[What you should do] Every line of the entries below that carries the string "icon" should be copied.

[Data excerpts]

╔══

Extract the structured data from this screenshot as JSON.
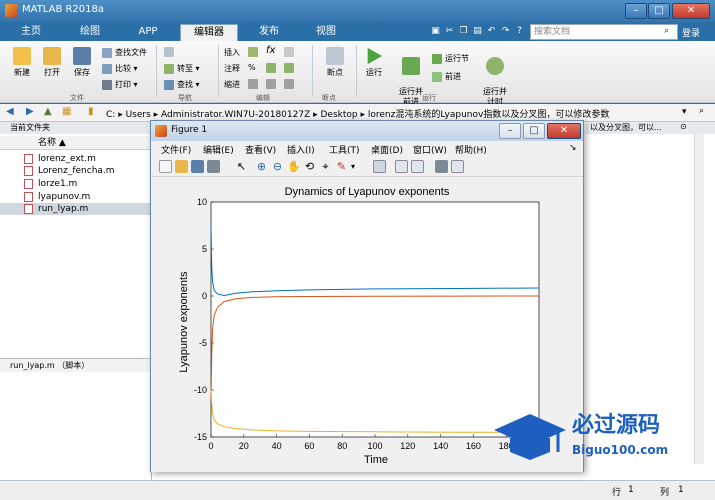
{
  "app": {
    "title": "MATLAB R2018a"
  },
  "window_controls": {
    "minimize": "–",
    "maximize": "□",
    "close": "✕"
  },
  "tabs": [
    {
      "label": "主页"
    },
    {
      "label": "绘图"
    },
    {
      "label": "APP"
    },
    {
      "label": "编辑器"
    },
    {
      "label": "发布"
    },
    {
      "label": "视图"
    }
  ],
  "search": {
    "placeholder": "搜索文档"
  },
  "signin_label": "登录",
  "toolstrip": {
    "file": {
      "new": "新建",
      "open": "打开",
      "save": "保存",
      "find_files": "查找文件",
      "compare": "比较",
      "print": "打印",
      "group": "文件"
    },
    "nav": {
      "goto": "转至",
      "find": "查找",
      "group": "导航"
    },
    "edit": {
      "insert": "插入",
      "comment": "注释",
      "indent": "缩进",
      "fx": "fx",
      "pct": "%",
      "group": "编辑"
    },
    "breakpoints": {
      "label": "断点",
      "group": "断点"
    },
    "run": {
      "run": "运行",
      "run_advance": "运行并\n前进",
      "run_section": "运行节",
      "advance": "前进",
      "run_time": "运行并\n计时",
      "group": "运行"
    }
  },
  "address": {
    "segments": [
      "C:",
      "Users",
      "Administrator.WIN7U-20180127Z",
      "Desktop",
      "lorenz混沌系统的Lyapunov指数以及分叉图，可以修改参数"
    ]
  },
  "left_panel": {
    "title": "当前文件夹",
    "column_header": "名称 ▲",
    "files": [
      "lorenz_ext.m",
      "Lorenz_fencha.m",
      "lorze1.m",
      "lyapunov.m",
      "run_lyap.m"
    ],
    "selected_index": 4,
    "detail": "run_lyap.m  （脚本）"
  },
  "right_panel": {
    "title": "以及分叉图，可以..."
  },
  "status": {
    "row_label": "行",
    "row": "1",
    "col_label": "列",
    "col": "1"
  },
  "figure": {
    "title": "Figure 1",
    "menu": [
      "文件(F)",
      "编辑(E)",
      "查看(V)",
      "插入(I)",
      "工具(T)",
      "桌面(D)",
      "窗口(W)",
      "帮助(H)"
    ]
  },
  "watermark": {
    "cn": "必过源码",
    "url": "Biguo100.com"
  },
  "chart_data": {
    "type": "line",
    "title": "Dynamics of Lyapunov exponents",
    "xlabel": "Time",
    "ylabel": "Lyapunov exponents",
    "xlim": [
      0,
      200
    ],
    "ylim": [
      -15,
      10
    ],
    "xticks": [
      0,
      20,
      40,
      60,
      80,
      100,
      120,
      140,
      160,
      180
    ],
    "yticks": [
      -15,
      -10,
      -5,
      0,
      5,
      10
    ],
    "grid": false,
    "series": [
      {
        "color": "#0072bd",
        "x": [
          0,
          0.5,
          1,
          2,
          4,
          8,
          15,
          25,
          40,
          60,
          100,
          150,
          200
        ],
        "y": [
          7.5,
          3.0,
          1.5,
          0.6,
          0.2,
          0.05,
          0.3,
          0.45,
          0.55,
          0.65,
          0.75,
          0.8,
          0.85
        ]
      },
      {
        "color": "#d95319",
        "x": [
          0,
          0.5,
          1,
          2,
          4,
          8,
          15,
          25,
          40,
          60,
          100,
          150,
          200
        ],
        "y": [
          -11.0,
          -6.0,
          -3.5,
          -2.0,
          -1.2,
          -0.6,
          -0.3,
          -0.15,
          -0.08,
          -0.05,
          -0.02,
          -0.01,
          0.0
        ]
      },
      {
        "color": "#edb120",
        "x": [
          0,
          0.5,
          1,
          2,
          4,
          8,
          15,
          25,
          40,
          60,
          100,
          150,
          200
        ],
        "y": [
          -10.0,
          -11.5,
          -12.5,
          -13.2,
          -13.6,
          -13.9,
          -14.1,
          -14.25,
          -14.35,
          -14.4,
          -14.45,
          -14.5,
          -14.5
        ]
      }
    ]
  }
}
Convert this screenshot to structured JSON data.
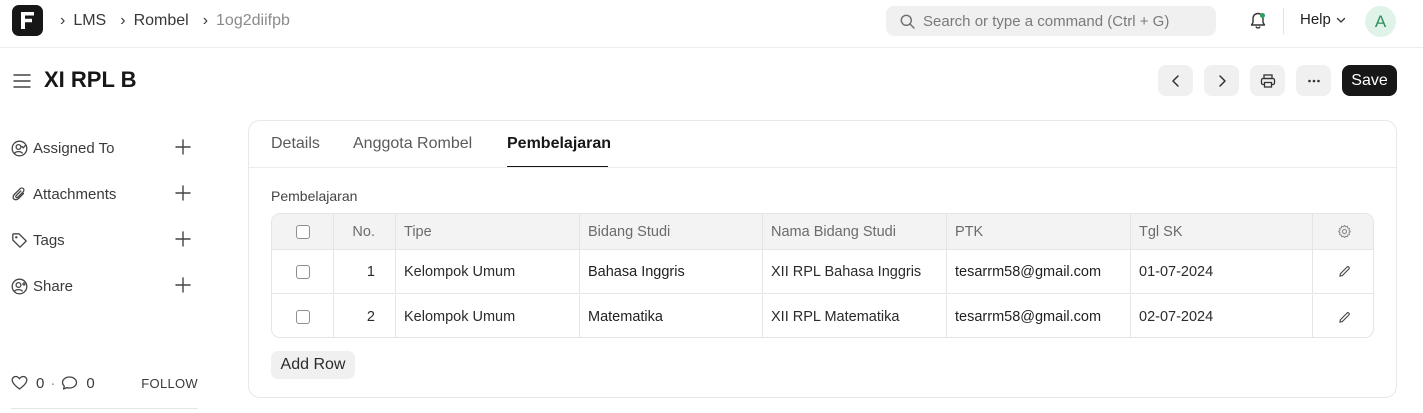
{
  "navbar": {
    "breadcrumbs": [
      "LMS",
      "Rombel",
      "1og2diifpb"
    ],
    "search_placeholder": "Search or type a command (Ctrl + G)",
    "help_label": "Help",
    "avatar_initial": "A"
  },
  "page": {
    "title": "XI RPL B",
    "save_label": "Save"
  },
  "sidebar": {
    "items": [
      {
        "label": "Assigned To",
        "icon": "user-check-icon"
      },
      {
        "label": "Attachments",
        "icon": "paperclip-icon"
      },
      {
        "label": "Tags",
        "icon": "tag-icon"
      },
      {
        "label": "Share",
        "icon": "share-user-icon"
      }
    ],
    "likes_count": "0",
    "comments_count": "0",
    "follow_label": "FOLLOW"
  },
  "tabs": [
    {
      "label": "Details",
      "active": false
    },
    {
      "label": "Anggota Rombel",
      "active": false
    },
    {
      "label": "Pembelajaran",
      "active": true
    }
  ],
  "section": {
    "label": "Pembelajaran"
  },
  "table": {
    "headers": {
      "no": "No.",
      "tipe": "Tipe",
      "bidang_studi": "Bidang Studi",
      "nama_bidang_studi": "Nama Bidang Studi",
      "ptk": "PTK",
      "tgl_sk": "Tgl SK"
    },
    "rows": [
      {
        "no": "1",
        "tipe": "Kelompok Umum",
        "bidang_studi": "Bahasa Inggris",
        "nama_bidang_studi": "XII RPL Bahasa Inggris",
        "ptk": "tesarrm58@gmail.com",
        "tgl_sk": "01-07-2024"
      },
      {
        "no": "2",
        "tipe": "Kelompok Umum",
        "bidang_studi": "Matematika",
        "nama_bidang_studi": "XII RPL Matematika",
        "ptk": "tesarrm58@gmail.com",
        "tgl_sk": "02-07-2024"
      }
    ],
    "add_row_label": "Add Row"
  },
  "colors": {
    "primary": "#171717",
    "button_bg": "#f0f0f0",
    "border": "#e5e5e5",
    "avatar_bg": "#dff3e8",
    "avatar_fg": "#2f8f5e"
  }
}
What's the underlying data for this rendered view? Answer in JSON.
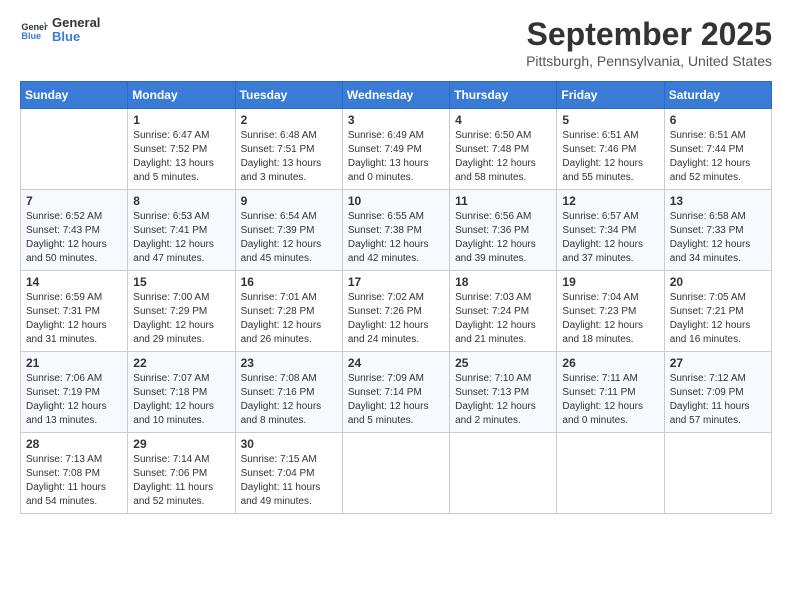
{
  "logo": {
    "general": "General",
    "blue": "Blue"
  },
  "title": "September 2025",
  "location": "Pittsburgh, Pennsylvania, United States",
  "days_of_week": [
    "Sunday",
    "Monday",
    "Tuesday",
    "Wednesday",
    "Thursday",
    "Friday",
    "Saturday"
  ],
  "weeks": [
    [
      {
        "day": "",
        "sunrise": "",
        "sunset": "",
        "daylight": ""
      },
      {
        "day": "1",
        "sunrise": "Sunrise: 6:47 AM",
        "sunset": "Sunset: 7:52 PM",
        "daylight": "Daylight: 13 hours and 5 minutes."
      },
      {
        "day": "2",
        "sunrise": "Sunrise: 6:48 AM",
        "sunset": "Sunset: 7:51 PM",
        "daylight": "Daylight: 13 hours and 3 minutes."
      },
      {
        "day": "3",
        "sunrise": "Sunrise: 6:49 AM",
        "sunset": "Sunset: 7:49 PM",
        "daylight": "Daylight: 13 hours and 0 minutes."
      },
      {
        "day": "4",
        "sunrise": "Sunrise: 6:50 AM",
        "sunset": "Sunset: 7:48 PM",
        "daylight": "Daylight: 12 hours and 58 minutes."
      },
      {
        "day": "5",
        "sunrise": "Sunrise: 6:51 AM",
        "sunset": "Sunset: 7:46 PM",
        "daylight": "Daylight: 12 hours and 55 minutes."
      },
      {
        "day": "6",
        "sunrise": "Sunrise: 6:51 AM",
        "sunset": "Sunset: 7:44 PM",
        "daylight": "Daylight: 12 hours and 52 minutes."
      }
    ],
    [
      {
        "day": "7",
        "sunrise": "Sunrise: 6:52 AM",
        "sunset": "Sunset: 7:43 PM",
        "daylight": "Daylight: 12 hours and 50 minutes."
      },
      {
        "day": "8",
        "sunrise": "Sunrise: 6:53 AM",
        "sunset": "Sunset: 7:41 PM",
        "daylight": "Daylight: 12 hours and 47 minutes."
      },
      {
        "day": "9",
        "sunrise": "Sunrise: 6:54 AM",
        "sunset": "Sunset: 7:39 PM",
        "daylight": "Daylight: 12 hours and 45 minutes."
      },
      {
        "day": "10",
        "sunrise": "Sunrise: 6:55 AM",
        "sunset": "Sunset: 7:38 PM",
        "daylight": "Daylight: 12 hours and 42 minutes."
      },
      {
        "day": "11",
        "sunrise": "Sunrise: 6:56 AM",
        "sunset": "Sunset: 7:36 PM",
        "daylight": "Daylight: 12 hours and 39 minutes."
      },
      {
        "day": "12",
        "sunrise": "Sunrise: 6:57 AM",
        "sunset": "Sunset: 7:34 PM",
        "daylight": "Daylight: 12 hours and 37 minutes."
      },
      {
        "day": "13",
        "sunrise": "Sunrise: 6:58 AM",
        "sunset": "Sunset: 7:33 PM",
        "daylight": "Daylight: 12 hours and 34 minutes."
      }
    ],
    [
      {
        "day": "14",
        "sunrise": "Sunrise: 6:59 AM",
        "sunset": "Sunset: 7:31 PM",
        "daylight": "Daylight: 12 hours and 31 minutes."
      },
      {
        "day": "15",
        "sunrise": "Sunrise: 7:00 AM",
        "sunset": "Sunset: 7:29 PM",
        "daylight": "Daylight: 12 hours and 29 minutes."
      },
      {
        "day": "16",
        "sunrise": "Sunrise: 7:01 AM",
        "sunset": "Sunset: 7:28 PM",
        "daylight": "Daylight: 12 hours and 26 minutes."
      },
      {
        "day": "17",
        "sunrise": "Sunrise: 7:02 AM",
        "sunset": "Sunset: 7:26 PM",
        "daylight": "Daylight: 12 hours and 24 minutes."
      },
      {
        "day": "18",
        "sunrise": "Sunrise: 7:03 AM",
        "sunset": "Sunset: 7:24 PM",
        "daylight": "Daylight: 12 hours and 21 minutes."
      },
      {
        "day": "19",
        "sunrise": "Sunrise: 7:04 AM",
        "sunset": "Sunset: 7:23 PM",
        "daylight": "Daylight: 12 hours and 18 minutes."
      },
      {
        "day": "20",
        "sunrise": "Sunrise: 7:05 AM",
        "sunset": "Sunset: 7:21 PM",
        "daylight": "Daylight: 12 hours and 16 minutes."
      }
    ],
    [
      {
        "day": "21",
        "sunrise": "Sunrise: 7:06 AM",
        "sunset": "Sunset: 7:19 PM",
        "daylight": "Daylight: 12 hours and 13 minutes."
      },
      {
        "day": "22",
        "sunrise": "Sunrise: 7:07 AM",
        "sunset": "Sunset: 7:18 PM",
        "daylight": "Daylight: 12 hours and 10 minutes."
      },
      {
        "day": "23",
        "sunrise": "Sunrise: 7:08 AM",
        "sunset": "Sunset: 7:16 PM",
        "daylight": "Daylight: 12 hours and 8 minutes."
      },
      {
        "day": "24",
        "sunrise": "Sunrise: 7:09 AM",
        "sunset": "Sunset: 7:14 PM",
        "daylight": "Daylight: 12 hours and 5 minutes."
      },
      {
        "day": "25",
        "sunrise": "Sunrise: 7:10 AM",
        "sunset": "Sunset: 7:13 PM",
        "daylight": "Daylight: 12 hours and 2 minutes."
      },
      {
        "day": "26",
        "sunrise": "Sunrise: 7:11 AM",
        "sunset": "Sunset: 7:11 PM",
        "daylight": "Daylight: 12 hours and 0 minutes."
      },
      {
        "day": "27",
        "sunrise": "Sunrise: 7:12 AM",
        "sunset": "Sunset: 7:09 PM",
        "daylight": "Daylight: 11 hours and 57 minutes."
      }
    ],
    [
      {
        "day": "28",
        "sunrise": "Sunrise: 7:13 AM",
        "sunset": "Sunset: 7:08 PM",
        "daylight": "Daylight: 11 hours and 54 minutes."
      },
      {
        "day": "29",
        "sunrise": "Sunrise: 7:14 AM",
        "sunset": "Sunset: 7:06 PM",
        "daylight": "Daylight: 11 hours and 52 minutes."
      },
      {
        "day": "30",
        "sunrise": "Sunrise: 7:15 AM",
        "sunset": "Sunset: 7:04 PM",
        "daylight": "Daylight: 11 hours and 49 minutes."
      },
      {
        "day": "",
        "sunrise": "",
        "sunset": "",
        "daylight": ""
      },
      {
        "day": "",
        "sunrise": "",
        "sunset": "",
        "daylight": ""
      },
      {
        "day": "",
        "sunrise": "",
        "sunset": "",
        "daylight": ""
      },
      {
        "day": "",
        "sunrise": "",
        "sunset": "",
        "daylight": ""
      }
    ]
  ]
}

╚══

[Task solution]
        "icon": "user-check-icon"
        "icon": "paperclip-icon"
        "icon": "tag-icon"
        "icon": "share-user-icon"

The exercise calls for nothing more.